Life has certainly been moving along at a rapid clip and I often think oh I should blog this topic but then I turn around and someone else needs a nose or butt wiped.
School started in July for Larkin and it was a rocky start for her team. I hesitate to write or share how I am feeling during those times because I have learned that it simply takes dedication and time to smooth things out. Sharing my frustrations at a particular moment in time is not fair to anyone involved so I tend to go silent until everyone is on the same page.
Larkin’s team is truly amazing and everyone has stepped up to meet this little girl where she is currently and push her forward. There was a significant break down in communication and in the implementation of the IEP and I was conflicted in my emotions ranging from anger, frustration, sadness, and just plain ole tired.
Deep breathing exercises along with a team that met tirelessly with me vetted out the approach that was in Larkin’s best interest and then I relaxed back into a life routine that allowed the school and team to work.
Hard work is exactly what Larkin (and her team) is doing every single school day. I don’t like to use the word “routine” but rather consistency.
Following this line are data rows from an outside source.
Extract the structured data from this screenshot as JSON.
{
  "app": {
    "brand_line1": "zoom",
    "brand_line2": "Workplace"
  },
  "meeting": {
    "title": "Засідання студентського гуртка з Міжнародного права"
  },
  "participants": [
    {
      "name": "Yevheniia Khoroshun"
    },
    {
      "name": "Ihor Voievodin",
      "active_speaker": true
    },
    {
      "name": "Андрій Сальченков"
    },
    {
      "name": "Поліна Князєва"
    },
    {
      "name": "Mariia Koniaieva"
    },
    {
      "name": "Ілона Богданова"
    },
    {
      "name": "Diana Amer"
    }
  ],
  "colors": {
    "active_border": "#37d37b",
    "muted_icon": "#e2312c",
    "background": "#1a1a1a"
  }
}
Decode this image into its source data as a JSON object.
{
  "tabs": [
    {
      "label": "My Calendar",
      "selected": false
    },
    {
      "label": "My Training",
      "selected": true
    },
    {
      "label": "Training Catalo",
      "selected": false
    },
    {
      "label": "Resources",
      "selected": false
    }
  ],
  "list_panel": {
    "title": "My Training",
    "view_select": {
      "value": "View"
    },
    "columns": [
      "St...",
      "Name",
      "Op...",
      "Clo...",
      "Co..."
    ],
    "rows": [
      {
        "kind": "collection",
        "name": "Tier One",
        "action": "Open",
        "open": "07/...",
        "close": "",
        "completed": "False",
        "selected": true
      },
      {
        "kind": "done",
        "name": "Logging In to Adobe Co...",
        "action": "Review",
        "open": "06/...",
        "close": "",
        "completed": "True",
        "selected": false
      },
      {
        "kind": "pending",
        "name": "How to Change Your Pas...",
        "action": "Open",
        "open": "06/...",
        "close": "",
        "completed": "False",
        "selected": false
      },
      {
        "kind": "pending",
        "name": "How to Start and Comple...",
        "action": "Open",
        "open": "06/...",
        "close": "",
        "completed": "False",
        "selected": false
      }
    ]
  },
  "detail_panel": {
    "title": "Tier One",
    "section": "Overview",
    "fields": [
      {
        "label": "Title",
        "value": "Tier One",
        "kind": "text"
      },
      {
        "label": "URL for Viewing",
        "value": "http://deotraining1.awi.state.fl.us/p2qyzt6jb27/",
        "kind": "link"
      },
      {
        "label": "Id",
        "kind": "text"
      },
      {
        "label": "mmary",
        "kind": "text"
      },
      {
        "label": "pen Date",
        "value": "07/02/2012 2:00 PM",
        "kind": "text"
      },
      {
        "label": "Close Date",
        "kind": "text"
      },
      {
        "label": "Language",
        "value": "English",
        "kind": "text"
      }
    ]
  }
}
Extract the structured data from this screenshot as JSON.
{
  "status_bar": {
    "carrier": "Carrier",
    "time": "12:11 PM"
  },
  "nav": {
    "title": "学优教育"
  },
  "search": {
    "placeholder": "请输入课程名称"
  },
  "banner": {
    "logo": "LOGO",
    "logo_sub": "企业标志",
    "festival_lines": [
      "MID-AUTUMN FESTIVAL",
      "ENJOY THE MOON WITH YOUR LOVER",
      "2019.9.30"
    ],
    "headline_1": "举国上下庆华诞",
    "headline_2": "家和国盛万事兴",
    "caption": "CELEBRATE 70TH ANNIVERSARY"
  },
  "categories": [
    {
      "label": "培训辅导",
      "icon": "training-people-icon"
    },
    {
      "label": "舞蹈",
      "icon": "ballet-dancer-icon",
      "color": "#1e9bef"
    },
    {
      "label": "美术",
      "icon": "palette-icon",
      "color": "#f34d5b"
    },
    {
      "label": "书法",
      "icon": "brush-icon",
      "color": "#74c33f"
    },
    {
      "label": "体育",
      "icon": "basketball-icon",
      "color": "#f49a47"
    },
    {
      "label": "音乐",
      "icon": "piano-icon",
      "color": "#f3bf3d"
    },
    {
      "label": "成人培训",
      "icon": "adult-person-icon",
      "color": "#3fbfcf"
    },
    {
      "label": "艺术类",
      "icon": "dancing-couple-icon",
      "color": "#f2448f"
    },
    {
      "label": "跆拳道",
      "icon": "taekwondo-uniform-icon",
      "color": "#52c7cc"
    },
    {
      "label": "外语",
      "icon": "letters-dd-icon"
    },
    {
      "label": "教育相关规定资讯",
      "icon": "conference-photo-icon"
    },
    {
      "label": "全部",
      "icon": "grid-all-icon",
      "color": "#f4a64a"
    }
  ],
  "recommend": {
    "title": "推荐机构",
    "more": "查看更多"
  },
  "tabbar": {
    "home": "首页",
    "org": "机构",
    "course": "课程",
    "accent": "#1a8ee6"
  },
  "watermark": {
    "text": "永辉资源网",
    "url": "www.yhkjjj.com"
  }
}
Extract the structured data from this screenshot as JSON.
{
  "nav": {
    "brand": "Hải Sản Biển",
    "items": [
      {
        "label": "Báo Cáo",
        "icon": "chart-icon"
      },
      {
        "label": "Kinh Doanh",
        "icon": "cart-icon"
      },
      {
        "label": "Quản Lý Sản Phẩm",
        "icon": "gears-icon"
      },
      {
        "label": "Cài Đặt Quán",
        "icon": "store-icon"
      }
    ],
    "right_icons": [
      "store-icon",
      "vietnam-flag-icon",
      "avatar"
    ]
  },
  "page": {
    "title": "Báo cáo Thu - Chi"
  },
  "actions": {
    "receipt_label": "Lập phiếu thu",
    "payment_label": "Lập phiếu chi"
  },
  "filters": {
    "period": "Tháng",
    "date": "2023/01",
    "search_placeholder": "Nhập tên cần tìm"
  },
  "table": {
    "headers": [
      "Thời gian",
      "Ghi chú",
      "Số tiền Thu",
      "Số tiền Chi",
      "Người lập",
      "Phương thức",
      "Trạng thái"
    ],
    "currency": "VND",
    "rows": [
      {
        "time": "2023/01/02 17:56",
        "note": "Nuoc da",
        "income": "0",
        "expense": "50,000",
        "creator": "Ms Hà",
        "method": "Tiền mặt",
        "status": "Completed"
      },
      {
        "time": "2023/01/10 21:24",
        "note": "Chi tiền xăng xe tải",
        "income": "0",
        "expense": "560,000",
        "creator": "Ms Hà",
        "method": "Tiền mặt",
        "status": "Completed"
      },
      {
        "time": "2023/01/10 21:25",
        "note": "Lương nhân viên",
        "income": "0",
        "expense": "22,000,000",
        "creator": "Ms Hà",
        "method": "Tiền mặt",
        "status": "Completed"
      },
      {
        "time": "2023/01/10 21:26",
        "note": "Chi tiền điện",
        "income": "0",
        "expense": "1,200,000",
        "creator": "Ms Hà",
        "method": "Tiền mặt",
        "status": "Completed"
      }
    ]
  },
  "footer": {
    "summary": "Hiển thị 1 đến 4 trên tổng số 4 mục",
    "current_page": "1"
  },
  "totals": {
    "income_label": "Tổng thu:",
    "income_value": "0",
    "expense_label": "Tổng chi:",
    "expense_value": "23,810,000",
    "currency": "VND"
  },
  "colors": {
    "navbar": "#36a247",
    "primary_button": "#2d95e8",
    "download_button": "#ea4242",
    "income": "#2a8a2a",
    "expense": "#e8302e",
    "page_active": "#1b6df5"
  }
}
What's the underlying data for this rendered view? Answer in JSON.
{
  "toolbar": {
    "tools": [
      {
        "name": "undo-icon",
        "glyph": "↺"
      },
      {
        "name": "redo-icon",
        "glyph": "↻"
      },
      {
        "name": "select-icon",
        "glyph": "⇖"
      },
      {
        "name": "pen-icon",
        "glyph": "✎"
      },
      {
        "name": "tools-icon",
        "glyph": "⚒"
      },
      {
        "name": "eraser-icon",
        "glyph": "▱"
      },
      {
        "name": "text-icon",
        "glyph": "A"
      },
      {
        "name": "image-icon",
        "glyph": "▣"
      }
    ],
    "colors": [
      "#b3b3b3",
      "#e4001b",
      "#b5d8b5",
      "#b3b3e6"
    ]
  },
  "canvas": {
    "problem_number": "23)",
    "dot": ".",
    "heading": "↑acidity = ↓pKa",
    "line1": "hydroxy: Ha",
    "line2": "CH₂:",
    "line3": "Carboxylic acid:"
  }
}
Consistent people, goal approach, sign language, words, along with translating the work that is done in one to one therapy sessions back into the classroom in a meaningful way, is the plan.
A plan that is working beautifully and made all the work and meetings totally worth it because Larkin is learning some amazing skills.
I met Brenda Learner a few years ago at a luncheon. Brenda is a retired SLP but I see her often in schools or in social settings and she is lucky I don’t bear hug her every time I see her. When I first met Brenda a luncheon we were introduced as having a common thread of therapist and me having a child w special needs. Brenda asked me about Larkin and I responded with the usual clinical definitions and shared with her that one of my biggest heartbreaks is that I may never hear Larkin’s voice.
Brenda calmly smiled and asked me “can your daughter laugh” to which I said smiled and answered “yes she does now” (seizures had stolen Larkin’s laugh for a very long time) then Brenda asked me “can your daughter cry” which caught me a little off guard. I chuckled and replied; “oh my yes can she ever” and Brenda’s response made me stop cold and tears well up in my eyes:
“Then your child will be able to speak”
How simple is that? I totally (for the first time) understood the connection between breathing, sounds, and speech.
Simple yet so powerful and I floated out of the luncheon because Brenda had given me
Because of hard work, consistency, translating therapeutic work into the classroom, and HOPE ~ Larkin has achieved some monumental goals.
Larkin has been using her PECS appropriately across settings at school. When her Cross Cat teacher asked me to allow the team to try PECS I was open to it but had very low expectations. Team approach means everyone has a place at the table and by all means necessary I am open to teaching this little girl to communicate and thank goodness!
Larkin’s OT uses a PECS of “swing” and since beginning the process in September Larkin has progressed from just learning to touch and hold the picture ~ to using it to communicate that she wants something ~ to identifying the difference between the “swing” picture and a “shoe” picture.
All the way to..
Signing, “swing” and approximating the words “mo” “wing”
Yes you read that correctly.
AND ~ yes I am typing in all caps but not to display shouting (although that is appropriate) but that is an all caps SMILE
In the last few weeks if you show Larkin a picture of a baby … (I use a wipes box that has a baby on the side) and ask, “what is this” Larkin will look (huge!) at the image and smile and in a very very very soft whisper voice say
It has been amazing to hear the most delicious sound of “baby” softly whispered in a way that allows me to hear Larkin’s “voice”
I am smiling and so thankful for HOPE therefore I am spreading this message loud and clear for all who may be struggling or losing peace in the daily struggle of nevers, won’ts, can’ts, because this girl of mine fights through the chaos of subclinical non-stop seizures and there were (and will always be) some very dark moments but always always always keep HOPE tucked away near your heart and allow it to incubate because you never know when your baby will surprise you by climbing their mountain when you aren’t watching.
“Listen to the mustn’ts, child. Listen to the don’ts. Listen to the shouldn’ts, the impossibles, the won’ts. Listen to the never haves, then listen close to me… Anything can happen, child. Anything can be.” ― Shel Silverstein